In this exercise, every entry is to be copied exactly.

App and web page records
-----

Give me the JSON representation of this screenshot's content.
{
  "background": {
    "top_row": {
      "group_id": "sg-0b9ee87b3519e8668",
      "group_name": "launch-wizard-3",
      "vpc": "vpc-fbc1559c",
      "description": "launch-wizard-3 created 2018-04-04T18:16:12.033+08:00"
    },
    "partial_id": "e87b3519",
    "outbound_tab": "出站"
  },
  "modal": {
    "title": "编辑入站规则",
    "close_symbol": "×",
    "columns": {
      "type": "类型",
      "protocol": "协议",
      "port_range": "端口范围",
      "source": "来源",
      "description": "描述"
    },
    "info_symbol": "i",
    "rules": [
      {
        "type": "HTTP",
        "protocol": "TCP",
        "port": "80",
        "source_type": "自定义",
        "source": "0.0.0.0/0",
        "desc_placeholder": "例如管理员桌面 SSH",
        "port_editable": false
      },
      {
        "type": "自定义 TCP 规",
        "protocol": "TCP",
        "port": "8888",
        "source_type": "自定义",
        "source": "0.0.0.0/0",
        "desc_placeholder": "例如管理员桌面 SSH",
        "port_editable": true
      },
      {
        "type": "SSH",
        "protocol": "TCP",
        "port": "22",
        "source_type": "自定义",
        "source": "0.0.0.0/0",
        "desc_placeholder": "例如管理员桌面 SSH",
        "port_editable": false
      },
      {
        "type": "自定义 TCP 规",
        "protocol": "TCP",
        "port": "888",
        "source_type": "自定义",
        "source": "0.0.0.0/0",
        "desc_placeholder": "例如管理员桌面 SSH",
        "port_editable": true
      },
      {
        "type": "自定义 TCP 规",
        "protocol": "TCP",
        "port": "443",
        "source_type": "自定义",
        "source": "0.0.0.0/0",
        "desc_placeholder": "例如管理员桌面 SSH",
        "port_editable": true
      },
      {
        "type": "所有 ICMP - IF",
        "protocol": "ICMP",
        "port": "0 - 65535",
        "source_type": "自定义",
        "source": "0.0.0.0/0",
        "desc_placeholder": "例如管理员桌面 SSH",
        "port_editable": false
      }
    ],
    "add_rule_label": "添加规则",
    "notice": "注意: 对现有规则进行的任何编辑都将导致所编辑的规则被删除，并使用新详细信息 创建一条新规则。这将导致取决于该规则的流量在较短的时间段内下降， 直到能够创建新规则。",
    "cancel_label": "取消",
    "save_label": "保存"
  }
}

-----

SOLUTION.
Give me the JSON representation of this screenshot's content.
{
  "background": {
    "top_row": {
      "group_id": "sg-0b9ee87b3519e8668",
      "group_name": "launch-wizard-3",
      "vpc": "vpc-fbc1559c",
      "description": "launch-wizard-3 created 2018-04-04T18:16:12.033+08:00"
    },
    "partial_id": "e87b3519",
    "outbound_tab": "出站"
  },
  "modal": {
    "title": "编辑入站规则",
    "close_symbol": "×",
    "columns": {
      "type": "类型",
      "protocol": "协议",
      "port_range": "端口范围",
      "source": "来源",
      "description": "描述"
    },
    "info_symbol": "i",
    "rules": [
      {
        "type": "HTTP",
        "protocol": "TCP",
        "port": "80",
        "source_type": "自定义",
        "source": "0.0.0.0/0",
        "desc_placeholder": "例如管理员桌面 SSH",
        "port_editable": false
      },
      {
        "type": "自定义 TCP 规",
        "protocol": "TCP",
        "port": "8888",
        "source_type": "自定义",
        "source": "0.0.0.0/0",
        "desc_placeholder": "例如管理员桌面 SSH",
        "port_editable": true
      },
      {
        "type": "SSH",
        "protocol": "TCP",
        "port": "22",
        "source_type": "自定义",
        "source": "0.0.0.0/0",
        "desc_placeholder": "例如管理员桌面 SSH",
        "port_editable": false
      },
      {
        "type": "自定义 TCP 规",
        "protocol": "TCP",
        "port": "888",
        "source_type": "自定义",
        "source": "0.0.0.0/0",
        "desc_placeholder": "例如管理员桌面 SSH",
        "port_editable": true
      },
      {
        "type": "自定义 TCP 规",
        "protocol": "TCP",
        "port": "443",
        "source_type": "自定义",
        "source": "0.0.0.0/0",
        "desc_placeholder": "例如管理员桌面 SSH",
        "port_editable": true
      },
      {
        "type": "所有 ICMP - IF",
        "protocol": "ICMP",
        "port": "0 - 65535",
        "source_type": "自定义",
        "source": "0.0.0.0/0",
        "desc_placeholder": "例如管理员桌面 SSH",
        "port_editable": false
      }
    ],
    "add_rule_label": "添加规则",
    "notice": "注意: 对现有规则进行的任何编辑都将导致所编辑的规则被删除，并使用新详细信息 创建一条新规则。这将导致取决于该规则的流量在较短的时间段内下降， 直到能够创建新规则。",
    "cancel_label": "取消",
    "save_label": "保存"
  }
}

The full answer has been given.